*** Task material Section Begins ***
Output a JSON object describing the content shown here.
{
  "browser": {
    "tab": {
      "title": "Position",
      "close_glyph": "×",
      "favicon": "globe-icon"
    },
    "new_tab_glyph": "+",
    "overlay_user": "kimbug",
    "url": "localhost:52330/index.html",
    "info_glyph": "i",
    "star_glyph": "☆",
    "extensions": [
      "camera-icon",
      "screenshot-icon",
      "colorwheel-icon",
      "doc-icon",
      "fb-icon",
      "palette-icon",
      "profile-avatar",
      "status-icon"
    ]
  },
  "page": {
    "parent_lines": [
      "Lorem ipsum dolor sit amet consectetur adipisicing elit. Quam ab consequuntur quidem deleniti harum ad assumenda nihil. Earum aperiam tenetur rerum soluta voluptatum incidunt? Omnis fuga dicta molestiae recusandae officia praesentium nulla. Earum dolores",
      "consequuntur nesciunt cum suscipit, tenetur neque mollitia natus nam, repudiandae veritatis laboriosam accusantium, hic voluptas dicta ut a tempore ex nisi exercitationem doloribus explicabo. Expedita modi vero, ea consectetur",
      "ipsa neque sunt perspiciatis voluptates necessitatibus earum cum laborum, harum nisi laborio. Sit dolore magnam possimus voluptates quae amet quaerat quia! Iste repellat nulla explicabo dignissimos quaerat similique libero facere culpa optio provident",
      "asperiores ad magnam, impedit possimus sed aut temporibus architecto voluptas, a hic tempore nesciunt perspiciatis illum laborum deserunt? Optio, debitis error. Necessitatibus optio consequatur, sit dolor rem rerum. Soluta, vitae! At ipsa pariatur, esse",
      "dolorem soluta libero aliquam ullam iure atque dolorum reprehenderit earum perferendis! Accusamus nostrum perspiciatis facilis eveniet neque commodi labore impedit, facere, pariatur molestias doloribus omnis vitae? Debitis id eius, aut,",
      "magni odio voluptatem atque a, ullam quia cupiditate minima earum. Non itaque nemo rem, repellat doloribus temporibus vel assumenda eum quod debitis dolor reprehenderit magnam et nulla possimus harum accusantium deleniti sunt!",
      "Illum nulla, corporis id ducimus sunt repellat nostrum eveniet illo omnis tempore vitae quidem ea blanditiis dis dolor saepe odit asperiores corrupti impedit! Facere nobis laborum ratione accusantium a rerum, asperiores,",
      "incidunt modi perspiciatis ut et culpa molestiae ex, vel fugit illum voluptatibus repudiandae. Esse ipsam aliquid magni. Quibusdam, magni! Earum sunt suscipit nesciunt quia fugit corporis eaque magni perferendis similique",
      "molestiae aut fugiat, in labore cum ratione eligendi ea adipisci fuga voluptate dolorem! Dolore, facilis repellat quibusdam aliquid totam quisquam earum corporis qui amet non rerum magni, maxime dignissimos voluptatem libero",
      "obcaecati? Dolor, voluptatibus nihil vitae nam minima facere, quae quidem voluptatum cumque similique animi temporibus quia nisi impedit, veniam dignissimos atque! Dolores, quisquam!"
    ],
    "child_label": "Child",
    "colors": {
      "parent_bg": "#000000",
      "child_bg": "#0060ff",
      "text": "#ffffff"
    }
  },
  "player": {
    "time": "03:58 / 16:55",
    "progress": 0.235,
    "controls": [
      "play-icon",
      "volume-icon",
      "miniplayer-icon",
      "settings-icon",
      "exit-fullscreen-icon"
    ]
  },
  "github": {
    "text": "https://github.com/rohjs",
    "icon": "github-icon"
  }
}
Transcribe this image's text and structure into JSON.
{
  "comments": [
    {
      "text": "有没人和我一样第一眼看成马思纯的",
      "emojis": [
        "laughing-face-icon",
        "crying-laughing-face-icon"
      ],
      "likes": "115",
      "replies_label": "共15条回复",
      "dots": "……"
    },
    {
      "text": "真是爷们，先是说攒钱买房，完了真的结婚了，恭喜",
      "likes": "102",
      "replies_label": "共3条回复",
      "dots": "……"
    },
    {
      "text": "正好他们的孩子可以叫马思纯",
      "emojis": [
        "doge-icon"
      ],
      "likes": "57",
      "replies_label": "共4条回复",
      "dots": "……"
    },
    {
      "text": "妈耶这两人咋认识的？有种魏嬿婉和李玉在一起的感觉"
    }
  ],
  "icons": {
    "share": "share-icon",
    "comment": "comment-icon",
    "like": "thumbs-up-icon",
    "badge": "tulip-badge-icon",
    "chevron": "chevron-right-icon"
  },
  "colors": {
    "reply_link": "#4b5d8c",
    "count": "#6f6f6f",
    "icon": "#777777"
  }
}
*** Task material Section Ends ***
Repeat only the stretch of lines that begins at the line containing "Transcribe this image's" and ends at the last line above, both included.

• [Written response]
Transcribe this image's text and structure into JSON.
{
  "comments": [
    {
      "text": "有没人和我一样第一眼看成马思纯的",
      "emojis": [
        "laughing-face-icon",
        "crying-laughing-face-icon"
      ],
      "likes": "115",
      "replies_label": "共15条回复",
      "dots": "……"
    },
    {
      "text": "真是爷们，先是说攒钱买房，完了真的结婚了，恭喜",
      "likes": "102",
      "replies_label": "共3条回复",
      "dots": "……"
    },
    {
      "text": "正好他们的孩子可以叫马思纯",
      "emojis": [
        "doge-icon"
      ],
      "likes": "57",
      "replies_label": "共4条回复",
      "dots": "……"
    },
    {
      "text": "妈耶这两人咋认识的？有种魏嬿婉和李玉在一起的感觉"
    }
  ],
  "icons": {
    "share": "share-icon",
    "comment": "comment-icon",
    "like": "thumbs-up-icon",
    "badge": "tulip-badge-icon",
    "chevron": "chevron-right-icon"
  },
  "colors": {
    "reply_link": "#4b5d8c",
    "count": "#6f6f6f",
    "icon": "#777777"
  }
}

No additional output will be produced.